The Seventh Spilsby Rifle Volunteer Corps was formed here in 1860. It contained about 100 members. In 1872, J. W. PRESTON was Captain, Geo. WALKER Lieutenant, Robert MacKINDER ensign and Sergeant Thomas WARD drill master.
In 1881, F Company of the First Lincolnshire Rifle Volunteers was here, complete with Drill Hall. Captain George WALKER was Commandant, Robert MacKINDLE was lieutenant, John Wiley PRESTON, Junior, was second lieutenant, sergeant William ROLFE was the drill master.
In 1889, F Company of the First Volunteer Battalion was here, complete with Drill Hall. Major G. WALKER was Commandant, G. B. WALKER and W. HOFF were lieutenants, Francis John WALKER was acting surgeon and the Rev. Pownoll KENDALL the acting chaplain.
In 1899, a Drill Hall was erected in Halton Road, built of red brick. It contained housing for sergeant-instructors.
In 1912, C Company of the 5th Battalion, Lincolnshire Regiment, was here. Captain H. S. SCORER was Commandant, Col. Francis John WALKER was medical officer and the drill instructor was Wallace COWLING, colour sergeant.
RAF Spilsby opened on 20 Sept. 1943. It was a satellite airfield to RAF East Kirkby. It was upgraded from satellite status only a month later.
Immediately after the war, RAF Spilsby became an Armament Practice School.
In December, 1946, the airfield was placed in a "care and maintenance" status. That lasted until June of 1955.
In 1955 the US Air Force took over the field, but used it primarily for ground forces.
The US Air Force left in March, 1958 and the station was closed. The runways were torn up in the 1970s and the aggregate from them used in constructing the Humber Bridge. Some of the buildings were still standing in 2005.
There is a Memorial to the units staioned at RAF Spilsby just outside Great Steeping village.
Sir John FRANKLIN, Knight, K.C.H. was born at Spilsby in 1786. He entered the navy in 1800 and fought at Trafalgar, went on an expedition to the North Pole in 1818 and again in 1819. Knighted in 1829, he perished with his whole crew in 1845 or the next year - lost in an effort to find the Northwest Passage in Canada. In 1861, a statue was erected in his honour in the Market Place.

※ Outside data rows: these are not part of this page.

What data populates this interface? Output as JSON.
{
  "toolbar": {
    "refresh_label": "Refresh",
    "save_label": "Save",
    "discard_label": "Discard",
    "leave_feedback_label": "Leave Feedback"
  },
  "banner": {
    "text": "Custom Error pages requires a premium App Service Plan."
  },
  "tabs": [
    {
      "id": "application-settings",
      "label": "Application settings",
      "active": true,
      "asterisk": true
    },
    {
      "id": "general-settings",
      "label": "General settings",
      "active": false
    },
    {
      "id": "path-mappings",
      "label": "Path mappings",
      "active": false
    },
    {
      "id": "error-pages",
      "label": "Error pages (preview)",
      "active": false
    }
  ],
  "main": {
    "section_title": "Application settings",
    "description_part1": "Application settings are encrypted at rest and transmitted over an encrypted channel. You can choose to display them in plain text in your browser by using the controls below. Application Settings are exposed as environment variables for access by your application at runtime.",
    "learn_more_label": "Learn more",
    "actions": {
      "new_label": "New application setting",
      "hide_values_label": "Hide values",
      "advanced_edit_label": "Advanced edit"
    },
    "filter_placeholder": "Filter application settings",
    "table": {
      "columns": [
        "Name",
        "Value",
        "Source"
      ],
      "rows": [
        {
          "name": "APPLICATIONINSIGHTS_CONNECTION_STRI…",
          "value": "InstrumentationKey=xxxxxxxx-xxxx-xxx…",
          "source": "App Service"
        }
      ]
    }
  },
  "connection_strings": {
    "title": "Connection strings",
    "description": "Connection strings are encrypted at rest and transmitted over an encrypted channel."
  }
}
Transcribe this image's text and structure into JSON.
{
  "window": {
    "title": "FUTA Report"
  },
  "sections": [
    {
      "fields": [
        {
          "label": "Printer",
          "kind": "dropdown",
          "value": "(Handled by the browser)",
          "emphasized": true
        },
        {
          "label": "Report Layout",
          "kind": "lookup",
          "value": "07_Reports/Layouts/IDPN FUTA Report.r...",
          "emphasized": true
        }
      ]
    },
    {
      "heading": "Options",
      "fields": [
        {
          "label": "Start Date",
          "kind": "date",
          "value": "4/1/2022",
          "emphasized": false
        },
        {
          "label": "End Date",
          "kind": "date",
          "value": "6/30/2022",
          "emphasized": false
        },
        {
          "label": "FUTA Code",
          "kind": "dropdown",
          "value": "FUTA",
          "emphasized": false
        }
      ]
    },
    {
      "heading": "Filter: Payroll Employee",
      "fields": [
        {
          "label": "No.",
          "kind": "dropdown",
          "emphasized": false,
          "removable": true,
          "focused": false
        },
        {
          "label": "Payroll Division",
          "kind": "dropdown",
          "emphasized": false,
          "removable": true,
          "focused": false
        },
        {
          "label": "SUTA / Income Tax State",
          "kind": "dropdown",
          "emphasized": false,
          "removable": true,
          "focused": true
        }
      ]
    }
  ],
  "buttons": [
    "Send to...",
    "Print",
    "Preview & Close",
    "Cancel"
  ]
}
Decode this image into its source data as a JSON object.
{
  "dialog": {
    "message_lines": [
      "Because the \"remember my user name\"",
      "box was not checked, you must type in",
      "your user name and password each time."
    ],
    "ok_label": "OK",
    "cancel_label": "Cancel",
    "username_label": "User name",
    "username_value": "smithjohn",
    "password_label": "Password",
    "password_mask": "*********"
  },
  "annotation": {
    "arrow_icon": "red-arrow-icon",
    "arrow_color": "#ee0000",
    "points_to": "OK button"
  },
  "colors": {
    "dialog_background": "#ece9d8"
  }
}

Bastardy cases would be heard in the Spilsby petty session hearings held at the Court House every other Monday.
The parish had 22 acres set aside as Poor's Land, holding several tenements and the Red Lion Public House. Revenue from the property (£76 and 5 shillings in 1842) was distributed half-yearly amoung the poor who were not receiving other aid from the poor rates (see Poor Law Union, below).
A Free Grammar School was supported at Spilsby prior to 1600 (reputedly founded by Edward VI), but it did not have a home until 1611, when the lord of the manor granted an acre of land with the buildings which were converted into the school. From 1741 to 1842, it held 42 children, 30 boys and 12 girls.
A small National School was built here in 1839 and the girls were transfered here and their number increased to 15. They were taught reading, writing and needlework.